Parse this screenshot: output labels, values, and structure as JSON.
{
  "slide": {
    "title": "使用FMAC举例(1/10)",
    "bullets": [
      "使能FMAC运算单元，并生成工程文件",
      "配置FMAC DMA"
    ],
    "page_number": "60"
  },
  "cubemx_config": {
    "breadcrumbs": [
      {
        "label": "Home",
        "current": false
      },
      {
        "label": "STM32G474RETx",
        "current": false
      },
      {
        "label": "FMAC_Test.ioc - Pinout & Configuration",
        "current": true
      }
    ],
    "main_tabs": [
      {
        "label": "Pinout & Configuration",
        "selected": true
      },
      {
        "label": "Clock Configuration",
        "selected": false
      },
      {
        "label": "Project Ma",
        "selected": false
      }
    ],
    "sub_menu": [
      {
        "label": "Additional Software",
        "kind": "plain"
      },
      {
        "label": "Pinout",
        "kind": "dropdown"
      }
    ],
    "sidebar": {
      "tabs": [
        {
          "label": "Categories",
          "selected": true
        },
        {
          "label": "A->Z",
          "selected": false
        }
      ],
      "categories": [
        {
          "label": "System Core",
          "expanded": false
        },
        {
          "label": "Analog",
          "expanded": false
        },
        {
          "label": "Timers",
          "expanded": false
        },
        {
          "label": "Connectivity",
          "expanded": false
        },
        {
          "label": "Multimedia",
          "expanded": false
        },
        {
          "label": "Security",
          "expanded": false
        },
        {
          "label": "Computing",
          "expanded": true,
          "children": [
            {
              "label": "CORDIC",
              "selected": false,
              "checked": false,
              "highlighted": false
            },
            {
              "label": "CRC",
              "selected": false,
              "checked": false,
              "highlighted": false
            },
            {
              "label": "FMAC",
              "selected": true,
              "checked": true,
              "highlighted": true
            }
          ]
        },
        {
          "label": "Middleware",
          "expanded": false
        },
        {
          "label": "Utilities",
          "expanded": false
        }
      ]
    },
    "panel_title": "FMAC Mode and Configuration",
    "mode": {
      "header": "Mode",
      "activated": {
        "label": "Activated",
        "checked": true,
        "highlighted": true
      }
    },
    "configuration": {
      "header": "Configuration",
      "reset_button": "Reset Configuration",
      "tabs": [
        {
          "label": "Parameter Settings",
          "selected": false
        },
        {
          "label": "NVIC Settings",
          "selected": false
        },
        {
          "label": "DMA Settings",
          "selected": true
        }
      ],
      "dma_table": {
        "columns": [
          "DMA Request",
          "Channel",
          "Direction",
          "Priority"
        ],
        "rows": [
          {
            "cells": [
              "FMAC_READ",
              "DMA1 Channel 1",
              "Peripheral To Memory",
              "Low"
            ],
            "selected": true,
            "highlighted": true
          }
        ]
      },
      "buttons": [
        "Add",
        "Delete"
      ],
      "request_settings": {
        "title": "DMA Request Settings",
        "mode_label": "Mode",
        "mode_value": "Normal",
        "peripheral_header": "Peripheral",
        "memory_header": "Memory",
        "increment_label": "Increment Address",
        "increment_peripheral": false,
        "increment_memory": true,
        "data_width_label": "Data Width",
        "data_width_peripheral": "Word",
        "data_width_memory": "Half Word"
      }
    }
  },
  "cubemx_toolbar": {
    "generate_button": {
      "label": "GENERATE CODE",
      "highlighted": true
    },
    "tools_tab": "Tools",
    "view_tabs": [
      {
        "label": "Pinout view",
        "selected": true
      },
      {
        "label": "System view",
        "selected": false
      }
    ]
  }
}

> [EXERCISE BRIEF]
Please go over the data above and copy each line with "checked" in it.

> [SOLUTION TO THE EXERCISE]
              "checked": false,
              "checked": false,
              "checked": true,
        "checked": true,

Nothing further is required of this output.